Former Oxfam staff in Chad told the paper that "women believed to be prostitutes were repeatedly invited to the Oxfam team house there", and a senior staff member was sacked for his behaviour in 2006.

Oxfam said it could not corroborate the latest claims but it said it was "shocked and dismayed" at what it called the unacceptable behaviour by a small number of people.

"Sexual abuse is a blight on society and Oxfam is not immune", Thomson said.

Ms Mordaunt revealed the charity had "categorically" stated to the Department for International Development (DfID) that no harm was done and beneficiaries were not involved, which she said was a lie.

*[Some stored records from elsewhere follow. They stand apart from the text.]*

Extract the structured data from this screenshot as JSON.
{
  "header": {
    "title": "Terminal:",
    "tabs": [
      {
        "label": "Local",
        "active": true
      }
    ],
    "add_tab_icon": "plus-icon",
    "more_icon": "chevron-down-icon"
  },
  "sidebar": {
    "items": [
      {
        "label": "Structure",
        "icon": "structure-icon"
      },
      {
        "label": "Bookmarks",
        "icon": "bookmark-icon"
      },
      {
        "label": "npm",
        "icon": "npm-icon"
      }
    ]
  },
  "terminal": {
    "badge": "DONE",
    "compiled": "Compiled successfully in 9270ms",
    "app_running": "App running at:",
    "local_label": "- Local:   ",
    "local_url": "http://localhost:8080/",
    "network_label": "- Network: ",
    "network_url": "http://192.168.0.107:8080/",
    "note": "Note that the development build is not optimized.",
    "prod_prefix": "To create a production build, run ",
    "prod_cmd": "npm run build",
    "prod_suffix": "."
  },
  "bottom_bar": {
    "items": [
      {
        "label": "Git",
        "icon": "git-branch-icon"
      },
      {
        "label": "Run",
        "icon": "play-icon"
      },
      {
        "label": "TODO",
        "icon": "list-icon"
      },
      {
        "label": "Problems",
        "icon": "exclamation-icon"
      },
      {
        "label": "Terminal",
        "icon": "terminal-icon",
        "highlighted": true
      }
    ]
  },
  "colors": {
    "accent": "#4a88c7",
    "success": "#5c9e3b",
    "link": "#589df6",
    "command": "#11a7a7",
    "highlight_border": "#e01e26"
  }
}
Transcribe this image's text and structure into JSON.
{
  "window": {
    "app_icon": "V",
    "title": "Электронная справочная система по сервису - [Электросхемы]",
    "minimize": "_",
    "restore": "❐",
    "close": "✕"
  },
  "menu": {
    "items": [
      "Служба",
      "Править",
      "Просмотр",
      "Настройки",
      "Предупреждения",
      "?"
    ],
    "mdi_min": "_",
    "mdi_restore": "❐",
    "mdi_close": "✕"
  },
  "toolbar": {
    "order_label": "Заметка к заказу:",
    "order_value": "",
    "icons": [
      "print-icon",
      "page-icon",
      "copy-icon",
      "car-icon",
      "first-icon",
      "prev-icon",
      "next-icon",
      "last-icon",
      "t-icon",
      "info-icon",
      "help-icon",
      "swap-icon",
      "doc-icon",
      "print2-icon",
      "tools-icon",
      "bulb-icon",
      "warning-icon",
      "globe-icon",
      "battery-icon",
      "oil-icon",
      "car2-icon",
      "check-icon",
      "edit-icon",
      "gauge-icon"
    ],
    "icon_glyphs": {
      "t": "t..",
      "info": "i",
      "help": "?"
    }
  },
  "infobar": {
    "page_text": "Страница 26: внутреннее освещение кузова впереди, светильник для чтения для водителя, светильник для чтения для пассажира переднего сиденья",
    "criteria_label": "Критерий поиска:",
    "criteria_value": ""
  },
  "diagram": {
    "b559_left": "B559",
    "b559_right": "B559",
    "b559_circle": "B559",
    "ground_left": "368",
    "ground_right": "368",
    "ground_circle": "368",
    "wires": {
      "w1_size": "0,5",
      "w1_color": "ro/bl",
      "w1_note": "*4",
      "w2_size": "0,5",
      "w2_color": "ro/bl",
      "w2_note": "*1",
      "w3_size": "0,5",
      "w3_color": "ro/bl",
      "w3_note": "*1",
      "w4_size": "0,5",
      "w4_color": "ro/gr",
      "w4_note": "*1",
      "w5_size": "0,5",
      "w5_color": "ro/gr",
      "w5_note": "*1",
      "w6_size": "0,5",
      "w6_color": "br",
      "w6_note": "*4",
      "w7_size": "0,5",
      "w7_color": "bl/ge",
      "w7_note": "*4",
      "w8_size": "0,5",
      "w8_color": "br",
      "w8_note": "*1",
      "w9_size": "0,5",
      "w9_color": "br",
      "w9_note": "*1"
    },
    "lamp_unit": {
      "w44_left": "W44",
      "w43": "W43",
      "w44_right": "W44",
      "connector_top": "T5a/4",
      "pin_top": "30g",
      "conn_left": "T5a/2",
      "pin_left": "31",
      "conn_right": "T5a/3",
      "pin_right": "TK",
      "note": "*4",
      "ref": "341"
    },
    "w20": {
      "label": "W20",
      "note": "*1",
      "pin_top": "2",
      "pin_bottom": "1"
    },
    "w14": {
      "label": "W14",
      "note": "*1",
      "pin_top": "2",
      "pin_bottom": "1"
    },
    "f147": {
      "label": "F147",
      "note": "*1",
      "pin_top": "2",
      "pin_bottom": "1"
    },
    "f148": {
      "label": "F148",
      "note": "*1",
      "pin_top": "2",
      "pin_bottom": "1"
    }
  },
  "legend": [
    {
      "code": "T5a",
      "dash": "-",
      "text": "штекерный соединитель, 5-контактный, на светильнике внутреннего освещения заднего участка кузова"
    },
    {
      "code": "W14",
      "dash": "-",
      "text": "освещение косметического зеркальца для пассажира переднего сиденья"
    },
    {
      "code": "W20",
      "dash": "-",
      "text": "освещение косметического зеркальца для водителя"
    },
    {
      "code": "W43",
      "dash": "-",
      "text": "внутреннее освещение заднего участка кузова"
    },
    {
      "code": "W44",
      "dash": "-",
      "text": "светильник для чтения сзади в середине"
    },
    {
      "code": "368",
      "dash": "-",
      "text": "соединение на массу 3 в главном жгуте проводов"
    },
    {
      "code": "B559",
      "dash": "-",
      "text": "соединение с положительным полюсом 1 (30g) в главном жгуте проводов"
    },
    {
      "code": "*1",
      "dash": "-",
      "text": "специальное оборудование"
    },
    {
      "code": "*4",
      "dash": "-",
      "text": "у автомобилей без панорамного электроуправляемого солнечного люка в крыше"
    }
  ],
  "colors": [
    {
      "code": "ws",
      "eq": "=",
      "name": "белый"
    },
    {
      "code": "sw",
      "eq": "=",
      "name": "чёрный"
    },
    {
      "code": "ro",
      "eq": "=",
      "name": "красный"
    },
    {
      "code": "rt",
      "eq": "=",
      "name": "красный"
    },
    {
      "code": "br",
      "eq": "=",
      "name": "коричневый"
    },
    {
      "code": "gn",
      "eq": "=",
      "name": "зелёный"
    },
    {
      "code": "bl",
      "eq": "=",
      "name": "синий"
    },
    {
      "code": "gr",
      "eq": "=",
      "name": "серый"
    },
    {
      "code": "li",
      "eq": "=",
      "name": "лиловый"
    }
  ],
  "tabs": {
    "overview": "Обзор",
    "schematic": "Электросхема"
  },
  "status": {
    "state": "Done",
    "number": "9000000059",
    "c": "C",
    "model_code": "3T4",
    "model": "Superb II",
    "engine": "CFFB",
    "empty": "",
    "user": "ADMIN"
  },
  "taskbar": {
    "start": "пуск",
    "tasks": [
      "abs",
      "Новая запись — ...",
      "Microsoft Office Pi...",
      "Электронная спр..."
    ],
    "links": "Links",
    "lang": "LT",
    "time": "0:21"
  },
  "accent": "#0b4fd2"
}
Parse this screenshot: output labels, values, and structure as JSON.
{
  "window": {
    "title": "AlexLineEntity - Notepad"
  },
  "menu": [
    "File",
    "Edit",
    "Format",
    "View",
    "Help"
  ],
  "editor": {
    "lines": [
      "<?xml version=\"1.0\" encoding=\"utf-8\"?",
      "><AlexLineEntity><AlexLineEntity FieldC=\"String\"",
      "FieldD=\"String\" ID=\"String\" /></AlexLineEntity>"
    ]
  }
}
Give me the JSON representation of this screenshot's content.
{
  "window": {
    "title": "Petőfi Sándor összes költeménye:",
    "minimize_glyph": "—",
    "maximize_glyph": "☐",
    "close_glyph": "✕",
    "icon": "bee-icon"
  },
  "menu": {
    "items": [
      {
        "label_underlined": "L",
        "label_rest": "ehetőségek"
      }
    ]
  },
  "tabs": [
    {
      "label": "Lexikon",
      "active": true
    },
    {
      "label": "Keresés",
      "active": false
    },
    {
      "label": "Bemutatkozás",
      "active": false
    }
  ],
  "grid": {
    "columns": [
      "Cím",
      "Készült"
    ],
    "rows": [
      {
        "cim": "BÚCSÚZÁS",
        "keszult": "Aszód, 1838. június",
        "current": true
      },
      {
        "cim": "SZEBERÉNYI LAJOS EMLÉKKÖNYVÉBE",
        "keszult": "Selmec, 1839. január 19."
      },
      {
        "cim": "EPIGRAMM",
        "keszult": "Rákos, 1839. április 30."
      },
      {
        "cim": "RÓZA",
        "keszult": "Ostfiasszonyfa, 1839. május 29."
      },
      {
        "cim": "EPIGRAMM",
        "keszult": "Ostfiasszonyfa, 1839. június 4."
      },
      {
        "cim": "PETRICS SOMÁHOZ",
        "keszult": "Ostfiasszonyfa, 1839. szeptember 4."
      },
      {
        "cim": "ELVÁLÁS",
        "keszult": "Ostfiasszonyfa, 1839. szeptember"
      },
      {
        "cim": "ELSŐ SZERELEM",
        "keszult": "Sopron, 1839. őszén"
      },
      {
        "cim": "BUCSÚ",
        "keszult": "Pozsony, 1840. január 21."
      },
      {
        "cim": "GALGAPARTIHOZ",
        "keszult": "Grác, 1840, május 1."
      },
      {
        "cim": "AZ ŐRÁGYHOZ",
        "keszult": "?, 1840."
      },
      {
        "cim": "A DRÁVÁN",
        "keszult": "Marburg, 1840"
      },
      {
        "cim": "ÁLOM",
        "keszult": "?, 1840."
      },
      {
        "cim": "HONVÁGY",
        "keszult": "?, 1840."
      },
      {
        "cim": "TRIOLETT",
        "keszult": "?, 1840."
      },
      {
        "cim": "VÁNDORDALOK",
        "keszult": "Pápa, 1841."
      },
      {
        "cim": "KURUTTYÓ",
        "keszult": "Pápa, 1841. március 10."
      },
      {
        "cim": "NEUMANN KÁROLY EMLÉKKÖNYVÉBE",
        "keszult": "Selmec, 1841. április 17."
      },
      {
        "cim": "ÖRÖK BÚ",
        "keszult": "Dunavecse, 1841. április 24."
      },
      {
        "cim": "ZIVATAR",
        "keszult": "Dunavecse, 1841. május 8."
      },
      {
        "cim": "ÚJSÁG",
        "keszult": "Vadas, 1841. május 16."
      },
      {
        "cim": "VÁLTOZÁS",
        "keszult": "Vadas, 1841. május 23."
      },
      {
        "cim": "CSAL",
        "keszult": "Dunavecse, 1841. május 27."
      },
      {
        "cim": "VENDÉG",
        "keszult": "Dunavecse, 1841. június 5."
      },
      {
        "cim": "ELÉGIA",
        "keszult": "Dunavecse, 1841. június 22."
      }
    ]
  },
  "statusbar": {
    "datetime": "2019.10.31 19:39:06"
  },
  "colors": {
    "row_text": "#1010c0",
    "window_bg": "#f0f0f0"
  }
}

United Kingdom officials have said that Oxfam needs to hand over all its information on the issue in order to not lose funding.

Oxfam has denied any cover-up.